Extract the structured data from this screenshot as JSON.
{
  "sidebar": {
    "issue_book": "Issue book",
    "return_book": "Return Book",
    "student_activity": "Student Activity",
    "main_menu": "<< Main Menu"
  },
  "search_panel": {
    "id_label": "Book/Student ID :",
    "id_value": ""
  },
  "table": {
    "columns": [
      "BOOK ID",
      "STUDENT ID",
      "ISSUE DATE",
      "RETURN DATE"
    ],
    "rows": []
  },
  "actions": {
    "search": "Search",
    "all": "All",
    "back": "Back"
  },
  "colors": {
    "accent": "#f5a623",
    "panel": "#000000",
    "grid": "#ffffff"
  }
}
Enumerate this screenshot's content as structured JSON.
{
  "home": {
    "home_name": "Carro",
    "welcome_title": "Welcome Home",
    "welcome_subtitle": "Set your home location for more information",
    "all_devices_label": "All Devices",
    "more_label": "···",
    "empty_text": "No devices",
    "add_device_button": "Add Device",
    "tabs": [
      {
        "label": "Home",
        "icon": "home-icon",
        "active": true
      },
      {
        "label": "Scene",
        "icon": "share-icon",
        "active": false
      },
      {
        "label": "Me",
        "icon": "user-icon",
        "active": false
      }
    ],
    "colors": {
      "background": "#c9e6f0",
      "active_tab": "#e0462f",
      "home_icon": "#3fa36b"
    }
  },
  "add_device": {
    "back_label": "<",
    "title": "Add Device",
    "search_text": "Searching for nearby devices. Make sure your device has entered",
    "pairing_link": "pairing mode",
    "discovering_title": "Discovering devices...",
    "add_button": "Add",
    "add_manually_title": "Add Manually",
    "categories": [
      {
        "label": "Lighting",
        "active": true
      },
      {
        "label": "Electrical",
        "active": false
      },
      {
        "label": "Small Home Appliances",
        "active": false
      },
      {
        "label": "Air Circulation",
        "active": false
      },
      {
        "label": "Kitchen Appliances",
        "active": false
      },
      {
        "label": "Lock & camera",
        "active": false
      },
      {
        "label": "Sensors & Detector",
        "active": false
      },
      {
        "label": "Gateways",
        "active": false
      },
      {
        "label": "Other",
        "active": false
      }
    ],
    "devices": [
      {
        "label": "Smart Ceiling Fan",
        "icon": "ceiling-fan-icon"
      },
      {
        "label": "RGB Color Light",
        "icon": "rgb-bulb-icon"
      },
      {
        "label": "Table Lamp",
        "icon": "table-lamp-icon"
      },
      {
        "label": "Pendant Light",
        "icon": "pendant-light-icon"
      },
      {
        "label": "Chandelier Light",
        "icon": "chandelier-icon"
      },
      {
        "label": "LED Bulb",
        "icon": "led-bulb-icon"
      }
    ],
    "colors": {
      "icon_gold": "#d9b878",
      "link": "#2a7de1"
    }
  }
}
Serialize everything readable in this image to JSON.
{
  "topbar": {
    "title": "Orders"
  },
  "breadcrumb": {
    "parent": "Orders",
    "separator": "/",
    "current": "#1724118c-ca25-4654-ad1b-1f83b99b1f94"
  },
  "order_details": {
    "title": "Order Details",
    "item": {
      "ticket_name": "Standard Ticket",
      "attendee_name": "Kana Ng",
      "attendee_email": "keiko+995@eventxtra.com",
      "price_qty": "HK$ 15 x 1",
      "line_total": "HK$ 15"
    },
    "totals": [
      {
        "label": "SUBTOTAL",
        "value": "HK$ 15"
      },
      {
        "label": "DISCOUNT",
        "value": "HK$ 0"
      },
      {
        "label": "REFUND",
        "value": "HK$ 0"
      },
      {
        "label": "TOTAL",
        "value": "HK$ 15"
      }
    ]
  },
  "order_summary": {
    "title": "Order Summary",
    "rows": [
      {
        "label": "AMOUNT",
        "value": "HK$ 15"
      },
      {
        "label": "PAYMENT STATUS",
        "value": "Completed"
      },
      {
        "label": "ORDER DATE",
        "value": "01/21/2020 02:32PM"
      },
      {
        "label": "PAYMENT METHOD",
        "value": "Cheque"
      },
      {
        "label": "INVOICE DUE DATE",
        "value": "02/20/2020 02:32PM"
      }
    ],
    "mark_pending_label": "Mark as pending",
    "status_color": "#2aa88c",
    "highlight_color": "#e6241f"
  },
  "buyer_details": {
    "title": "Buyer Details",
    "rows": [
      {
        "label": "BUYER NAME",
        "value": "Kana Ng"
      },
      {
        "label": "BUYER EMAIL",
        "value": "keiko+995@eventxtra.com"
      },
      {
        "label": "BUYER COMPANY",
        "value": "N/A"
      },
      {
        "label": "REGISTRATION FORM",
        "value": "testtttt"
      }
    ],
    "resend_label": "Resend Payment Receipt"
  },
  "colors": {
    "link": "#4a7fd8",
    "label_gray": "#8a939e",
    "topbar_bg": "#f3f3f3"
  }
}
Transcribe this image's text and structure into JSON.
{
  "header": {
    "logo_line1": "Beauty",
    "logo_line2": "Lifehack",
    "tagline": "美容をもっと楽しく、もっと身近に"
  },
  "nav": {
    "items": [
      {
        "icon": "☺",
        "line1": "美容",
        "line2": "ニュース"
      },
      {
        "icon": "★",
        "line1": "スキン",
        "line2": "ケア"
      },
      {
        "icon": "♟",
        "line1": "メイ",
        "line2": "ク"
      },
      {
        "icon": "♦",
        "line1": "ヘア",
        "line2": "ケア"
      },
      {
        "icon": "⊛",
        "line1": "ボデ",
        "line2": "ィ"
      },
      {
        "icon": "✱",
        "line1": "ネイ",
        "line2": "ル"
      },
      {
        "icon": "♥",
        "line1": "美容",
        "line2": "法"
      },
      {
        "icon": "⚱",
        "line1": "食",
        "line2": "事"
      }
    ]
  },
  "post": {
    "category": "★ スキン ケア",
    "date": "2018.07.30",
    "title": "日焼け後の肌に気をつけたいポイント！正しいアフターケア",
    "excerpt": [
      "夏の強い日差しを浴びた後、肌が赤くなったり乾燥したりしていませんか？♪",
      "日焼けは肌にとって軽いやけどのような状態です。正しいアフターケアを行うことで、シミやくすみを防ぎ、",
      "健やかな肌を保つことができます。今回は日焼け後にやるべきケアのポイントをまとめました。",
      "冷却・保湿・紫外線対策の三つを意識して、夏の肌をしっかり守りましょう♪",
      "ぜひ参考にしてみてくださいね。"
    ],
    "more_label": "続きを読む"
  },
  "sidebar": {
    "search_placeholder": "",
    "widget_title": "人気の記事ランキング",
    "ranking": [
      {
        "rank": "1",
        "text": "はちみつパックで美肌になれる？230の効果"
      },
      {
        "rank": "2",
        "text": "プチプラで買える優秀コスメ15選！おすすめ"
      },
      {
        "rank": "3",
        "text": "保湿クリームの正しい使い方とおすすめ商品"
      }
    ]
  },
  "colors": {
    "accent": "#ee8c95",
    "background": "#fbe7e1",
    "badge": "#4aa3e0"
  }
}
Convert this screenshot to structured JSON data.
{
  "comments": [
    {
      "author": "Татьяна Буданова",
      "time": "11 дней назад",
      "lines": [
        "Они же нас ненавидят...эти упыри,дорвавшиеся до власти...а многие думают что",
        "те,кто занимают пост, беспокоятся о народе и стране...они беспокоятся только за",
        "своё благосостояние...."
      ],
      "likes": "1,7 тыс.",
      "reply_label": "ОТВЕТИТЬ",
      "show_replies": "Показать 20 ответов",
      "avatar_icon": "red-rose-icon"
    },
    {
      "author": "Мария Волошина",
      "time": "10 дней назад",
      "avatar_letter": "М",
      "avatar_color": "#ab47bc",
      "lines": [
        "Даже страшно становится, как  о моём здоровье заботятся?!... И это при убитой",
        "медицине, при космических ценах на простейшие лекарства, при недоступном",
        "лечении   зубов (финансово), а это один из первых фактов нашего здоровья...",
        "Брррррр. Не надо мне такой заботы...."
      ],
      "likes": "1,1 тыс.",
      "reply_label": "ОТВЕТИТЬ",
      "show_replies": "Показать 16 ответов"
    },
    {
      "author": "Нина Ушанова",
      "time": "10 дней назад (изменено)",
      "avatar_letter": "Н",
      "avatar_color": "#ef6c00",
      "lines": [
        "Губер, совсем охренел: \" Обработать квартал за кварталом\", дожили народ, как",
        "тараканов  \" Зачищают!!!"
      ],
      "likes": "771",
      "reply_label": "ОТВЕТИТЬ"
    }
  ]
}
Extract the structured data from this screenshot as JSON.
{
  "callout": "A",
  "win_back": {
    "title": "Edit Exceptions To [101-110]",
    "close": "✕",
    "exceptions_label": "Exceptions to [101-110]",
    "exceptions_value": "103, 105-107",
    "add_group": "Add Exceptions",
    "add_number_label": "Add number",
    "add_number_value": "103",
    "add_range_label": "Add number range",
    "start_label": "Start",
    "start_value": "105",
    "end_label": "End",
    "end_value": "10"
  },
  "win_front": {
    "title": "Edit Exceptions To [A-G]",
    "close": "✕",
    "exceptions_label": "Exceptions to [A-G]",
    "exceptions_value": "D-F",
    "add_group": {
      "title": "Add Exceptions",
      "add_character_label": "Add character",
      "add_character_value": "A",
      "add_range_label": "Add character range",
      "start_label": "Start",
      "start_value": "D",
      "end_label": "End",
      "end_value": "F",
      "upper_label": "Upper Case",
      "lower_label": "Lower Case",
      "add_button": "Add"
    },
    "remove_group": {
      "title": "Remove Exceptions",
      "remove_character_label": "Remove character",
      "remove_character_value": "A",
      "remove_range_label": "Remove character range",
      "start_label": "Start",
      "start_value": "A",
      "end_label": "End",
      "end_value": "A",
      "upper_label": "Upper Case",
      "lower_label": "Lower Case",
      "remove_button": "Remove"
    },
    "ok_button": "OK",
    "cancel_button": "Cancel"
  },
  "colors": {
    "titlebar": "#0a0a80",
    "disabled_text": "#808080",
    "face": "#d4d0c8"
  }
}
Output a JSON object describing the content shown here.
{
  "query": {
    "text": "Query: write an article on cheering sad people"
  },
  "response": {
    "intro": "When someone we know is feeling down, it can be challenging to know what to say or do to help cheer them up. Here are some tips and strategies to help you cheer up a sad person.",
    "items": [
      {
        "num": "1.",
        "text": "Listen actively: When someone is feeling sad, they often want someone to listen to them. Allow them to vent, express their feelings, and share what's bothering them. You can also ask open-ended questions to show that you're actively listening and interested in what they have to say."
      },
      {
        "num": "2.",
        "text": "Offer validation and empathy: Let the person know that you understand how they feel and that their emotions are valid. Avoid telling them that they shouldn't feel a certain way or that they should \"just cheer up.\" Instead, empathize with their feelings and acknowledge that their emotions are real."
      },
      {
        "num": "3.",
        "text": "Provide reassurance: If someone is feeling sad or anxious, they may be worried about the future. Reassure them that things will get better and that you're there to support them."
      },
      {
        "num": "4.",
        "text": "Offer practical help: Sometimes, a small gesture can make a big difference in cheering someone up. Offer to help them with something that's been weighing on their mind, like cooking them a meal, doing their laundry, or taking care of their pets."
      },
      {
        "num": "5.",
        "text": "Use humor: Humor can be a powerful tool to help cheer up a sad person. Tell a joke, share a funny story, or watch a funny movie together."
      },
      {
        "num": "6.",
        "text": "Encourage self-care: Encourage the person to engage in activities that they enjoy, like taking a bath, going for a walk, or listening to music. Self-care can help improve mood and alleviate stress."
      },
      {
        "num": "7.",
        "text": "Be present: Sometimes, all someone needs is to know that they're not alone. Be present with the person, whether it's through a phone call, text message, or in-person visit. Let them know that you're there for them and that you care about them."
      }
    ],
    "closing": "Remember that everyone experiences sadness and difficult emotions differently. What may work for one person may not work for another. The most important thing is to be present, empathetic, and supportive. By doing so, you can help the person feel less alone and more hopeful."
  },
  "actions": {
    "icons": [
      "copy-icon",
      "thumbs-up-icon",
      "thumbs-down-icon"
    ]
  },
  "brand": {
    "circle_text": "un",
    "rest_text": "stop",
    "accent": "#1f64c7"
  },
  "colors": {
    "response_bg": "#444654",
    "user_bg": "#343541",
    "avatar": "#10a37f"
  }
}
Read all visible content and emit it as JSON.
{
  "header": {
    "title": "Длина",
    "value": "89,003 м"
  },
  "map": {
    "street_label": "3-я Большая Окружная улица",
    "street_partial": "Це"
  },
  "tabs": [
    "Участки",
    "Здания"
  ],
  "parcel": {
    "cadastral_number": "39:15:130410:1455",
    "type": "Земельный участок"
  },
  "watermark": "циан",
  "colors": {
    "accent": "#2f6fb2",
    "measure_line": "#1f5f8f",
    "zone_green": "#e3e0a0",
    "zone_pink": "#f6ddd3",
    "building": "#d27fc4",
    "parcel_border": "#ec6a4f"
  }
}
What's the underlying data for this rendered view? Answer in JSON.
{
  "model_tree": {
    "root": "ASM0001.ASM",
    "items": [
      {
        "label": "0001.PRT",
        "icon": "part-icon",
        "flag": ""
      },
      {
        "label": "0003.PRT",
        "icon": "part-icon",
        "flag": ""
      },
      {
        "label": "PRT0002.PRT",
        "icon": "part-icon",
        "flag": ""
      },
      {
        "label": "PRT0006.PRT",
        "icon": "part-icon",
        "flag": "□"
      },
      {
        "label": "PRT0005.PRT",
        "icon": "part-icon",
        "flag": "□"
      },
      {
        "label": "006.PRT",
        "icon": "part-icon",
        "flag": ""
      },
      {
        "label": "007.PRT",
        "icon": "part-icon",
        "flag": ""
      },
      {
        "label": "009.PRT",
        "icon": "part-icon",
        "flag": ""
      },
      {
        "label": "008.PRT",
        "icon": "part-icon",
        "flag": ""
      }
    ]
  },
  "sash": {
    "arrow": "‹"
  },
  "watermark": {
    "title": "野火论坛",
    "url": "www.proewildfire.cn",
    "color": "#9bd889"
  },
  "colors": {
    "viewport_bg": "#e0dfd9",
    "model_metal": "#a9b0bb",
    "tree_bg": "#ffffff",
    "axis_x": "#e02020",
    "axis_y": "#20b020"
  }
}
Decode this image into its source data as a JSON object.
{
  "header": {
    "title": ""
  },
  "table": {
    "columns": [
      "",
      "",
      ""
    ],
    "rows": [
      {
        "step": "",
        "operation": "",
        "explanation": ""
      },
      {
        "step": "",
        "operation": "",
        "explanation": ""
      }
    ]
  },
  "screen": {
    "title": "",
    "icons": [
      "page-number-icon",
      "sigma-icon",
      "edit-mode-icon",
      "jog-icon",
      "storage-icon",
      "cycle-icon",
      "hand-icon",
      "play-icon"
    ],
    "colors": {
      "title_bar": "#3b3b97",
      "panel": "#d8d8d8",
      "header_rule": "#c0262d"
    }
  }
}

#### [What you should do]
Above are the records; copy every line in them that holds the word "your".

#### [Result for this exercise]
    "welcome_subtitle": "Set your home location for more information",
    "search_text": "Searching for nearby devices. Make sure your device has entered",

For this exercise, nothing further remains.